Eating disorders, obesity, malnourishment, and food intolerances are more common now than ever before. Premade food without nutritional value is definitely the biggest factor to blame. Supermarket shortcuts are packed with carbohydrates and sugars, and products that claim to be fat free are incredibly high in calories. With 21% of children and adolescents being obese, it is critical to look at what they should be eating.
Kids and adolescents are at the front line of the problems resulting from food. The young generation learns healthy habits from their parents, making it important to teach them the tools they need to keep a nutritious diet after they grow up.
School cafeterias focus more on the foods being cheap and filling, rather than on the nutritional value. So, what should children and adolescents eat? Every 5 years the dietary guidelines by the U.S. Department of Agriculture and U.S. Department of Health and Human Services (USDA) are updated and released. These are nutrition suggestions determined for each age group. Here is a breakdown of the best practices on feeding children and adolescents.
Children and adolescents include a big range of years, where children grow, and their needs change. It is important to remember that just like with adults, modifications to the diet need to be made depending on current weight, physical activity, and individual conditions.
The healthy dietary patterns for children and adolescents are the same as in the guidelines described for adults, meaning that the proportions of each food group are maintained throughout life. As the children grow up, they require higher calorie intake than before – this is crucial to keep in mind. Another important factor is that these calorie counts will change depending on physical activity. In general, the correct proportions of food intake are:
1. Less than 10 percent of the total calories should come from sugar
2. Less than 10 percent of the total daily calories should be from saturated fats
3. Less than 2300 milligrams of sodium per day
4. The remaining calories need to come from nutrient pack foods like fruits, vegetables, protein, grains, dairy, and unsaturated fats
The Dietary Guidelines for Americans emphasize that at least one hour of physical activity is necessary every day, for these age groups; exercise is crucial for developing basic coordination, bone strength, and muscle fitness.
According to the USDA, only 60% of children between 2 and 8 years old follow the dietary recommendation. This leaves 40% of children whose nutritional habits are less than optimal. The 2-8 year old group is relatively the easiest group to follow a healthy diet, since they completely depend on the food that their primary caregiver and schools provide them; and even then, 82% of these children consume levels of sugar, oils, and sodium, higher than recommended. The main issue with this age group is the excess eating of starches, and the low consumption of fiber. Children between 2-8 years old need to eat between 1000-1800 calories per day, depending on their age and gender.
Children undergoing the transition from late childhood to early adolescence (9-13 years-old), require between 1400 to 2000 calories per day depending on their age, gender and physical activity. Approximately 83% of this age group consume more sugar, oil, and sodium than the recommended levels by the USDA. Additionally, 100% of these children have a vegetable intake lower than the recommended one.
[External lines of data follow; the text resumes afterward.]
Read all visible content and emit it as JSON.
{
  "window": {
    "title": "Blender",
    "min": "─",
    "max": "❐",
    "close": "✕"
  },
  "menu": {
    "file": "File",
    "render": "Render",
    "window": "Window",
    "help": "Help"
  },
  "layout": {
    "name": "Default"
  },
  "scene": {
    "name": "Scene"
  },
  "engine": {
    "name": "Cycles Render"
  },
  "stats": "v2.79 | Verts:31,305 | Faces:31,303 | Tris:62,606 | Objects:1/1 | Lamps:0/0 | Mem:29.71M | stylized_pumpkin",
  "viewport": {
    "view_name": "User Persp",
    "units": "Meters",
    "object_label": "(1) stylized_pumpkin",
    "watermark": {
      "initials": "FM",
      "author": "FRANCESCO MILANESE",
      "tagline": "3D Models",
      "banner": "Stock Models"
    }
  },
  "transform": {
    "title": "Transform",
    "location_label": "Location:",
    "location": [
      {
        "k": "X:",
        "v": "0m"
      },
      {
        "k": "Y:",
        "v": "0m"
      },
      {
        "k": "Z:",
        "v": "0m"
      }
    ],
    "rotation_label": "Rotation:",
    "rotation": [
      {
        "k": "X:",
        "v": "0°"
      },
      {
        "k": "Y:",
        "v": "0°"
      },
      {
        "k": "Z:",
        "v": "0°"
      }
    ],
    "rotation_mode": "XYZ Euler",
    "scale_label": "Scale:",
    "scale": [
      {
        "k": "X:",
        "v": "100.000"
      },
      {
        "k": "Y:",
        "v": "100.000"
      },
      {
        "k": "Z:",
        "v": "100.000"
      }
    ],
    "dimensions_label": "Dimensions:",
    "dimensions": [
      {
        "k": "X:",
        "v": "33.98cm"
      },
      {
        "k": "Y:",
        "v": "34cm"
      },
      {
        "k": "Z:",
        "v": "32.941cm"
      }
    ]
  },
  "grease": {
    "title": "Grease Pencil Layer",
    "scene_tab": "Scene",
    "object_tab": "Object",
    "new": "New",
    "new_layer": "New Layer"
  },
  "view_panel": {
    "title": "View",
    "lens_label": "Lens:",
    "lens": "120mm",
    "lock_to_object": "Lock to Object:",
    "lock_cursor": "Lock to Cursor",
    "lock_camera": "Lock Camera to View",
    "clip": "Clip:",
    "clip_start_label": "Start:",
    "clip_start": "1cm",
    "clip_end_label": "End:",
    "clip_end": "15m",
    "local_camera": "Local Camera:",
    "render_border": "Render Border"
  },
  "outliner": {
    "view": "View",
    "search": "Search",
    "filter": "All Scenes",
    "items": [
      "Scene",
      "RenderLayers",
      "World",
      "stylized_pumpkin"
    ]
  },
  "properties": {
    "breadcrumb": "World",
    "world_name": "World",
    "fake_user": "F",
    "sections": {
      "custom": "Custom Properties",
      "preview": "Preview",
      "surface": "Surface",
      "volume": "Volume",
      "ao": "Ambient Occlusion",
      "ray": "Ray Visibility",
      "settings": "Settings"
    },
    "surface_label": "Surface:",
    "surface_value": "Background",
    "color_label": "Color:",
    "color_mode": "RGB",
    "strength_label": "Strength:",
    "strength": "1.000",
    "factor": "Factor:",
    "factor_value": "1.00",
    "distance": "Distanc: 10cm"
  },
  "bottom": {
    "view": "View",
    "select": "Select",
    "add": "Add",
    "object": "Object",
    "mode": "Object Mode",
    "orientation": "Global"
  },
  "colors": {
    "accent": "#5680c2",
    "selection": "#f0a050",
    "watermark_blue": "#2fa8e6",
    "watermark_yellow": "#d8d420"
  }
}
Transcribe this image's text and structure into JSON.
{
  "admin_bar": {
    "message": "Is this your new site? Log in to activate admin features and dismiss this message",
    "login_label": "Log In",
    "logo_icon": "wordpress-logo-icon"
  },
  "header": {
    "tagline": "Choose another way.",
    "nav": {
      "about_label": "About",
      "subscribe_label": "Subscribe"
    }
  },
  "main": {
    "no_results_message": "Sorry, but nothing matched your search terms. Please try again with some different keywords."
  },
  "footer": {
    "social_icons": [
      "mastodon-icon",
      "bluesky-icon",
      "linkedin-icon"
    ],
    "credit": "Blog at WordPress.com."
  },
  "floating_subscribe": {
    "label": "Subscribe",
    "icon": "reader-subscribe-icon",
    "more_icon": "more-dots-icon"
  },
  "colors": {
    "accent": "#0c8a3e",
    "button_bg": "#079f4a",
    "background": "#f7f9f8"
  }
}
The challenges with this age group is that the children become more independent, are able to prepare simple meals on their own, and do not depend only on their caregiver or school for food. Being rebellious about what to eat is one of the ways that children and early adolescents try to establish their independence.
Adolescents (age 14-18) are the age group that requires the highest calorie intake; they are also the most challenging group. By this time adolescents can pretty much have total control over what they eat or drink, making them the hardest group to manage. At this point, adolescents rely on the habits that are taught by their caregivers to choose adequate foods; this is why it is key for parents to introduce their children to new and healthy foods while they are young. USDA reports show that 80% of adolescents have a higher intake of sugar, fat, and sodium than the recommended ones.
Feeding children can be difficult, and adults need to be educated on the best practices when it comes to food.
1. Teach children and adolescents how to eat healthy foods as early as possible
2. Prepare the same ingredients in different ways, this will increase the chances of your child eating that item
3. Count their portions, making sure that 80% of their meals are vegetables, fruits, and proteins
4. Encourage physical activity. Practice sports with your children; stimulate physical activity as part of their regular playing routine
5. If you want your kid to be healthy, they need to see you being healthy yourself. Children copy their caregivers, meaning that if you have bad healthy habits, your children will do as well
6. Revise the food that it is being given to your children in school. Write to the school board if you feel it is not nutritionally adequate. If it is possible for you, it is better to prepare food for them instead of relying on the school alone.
Teaching children and adolescents how to eat will guarantee they keep the healthy habits all their life. It is of course important to start young and make sure you’re following official guideline recommendations.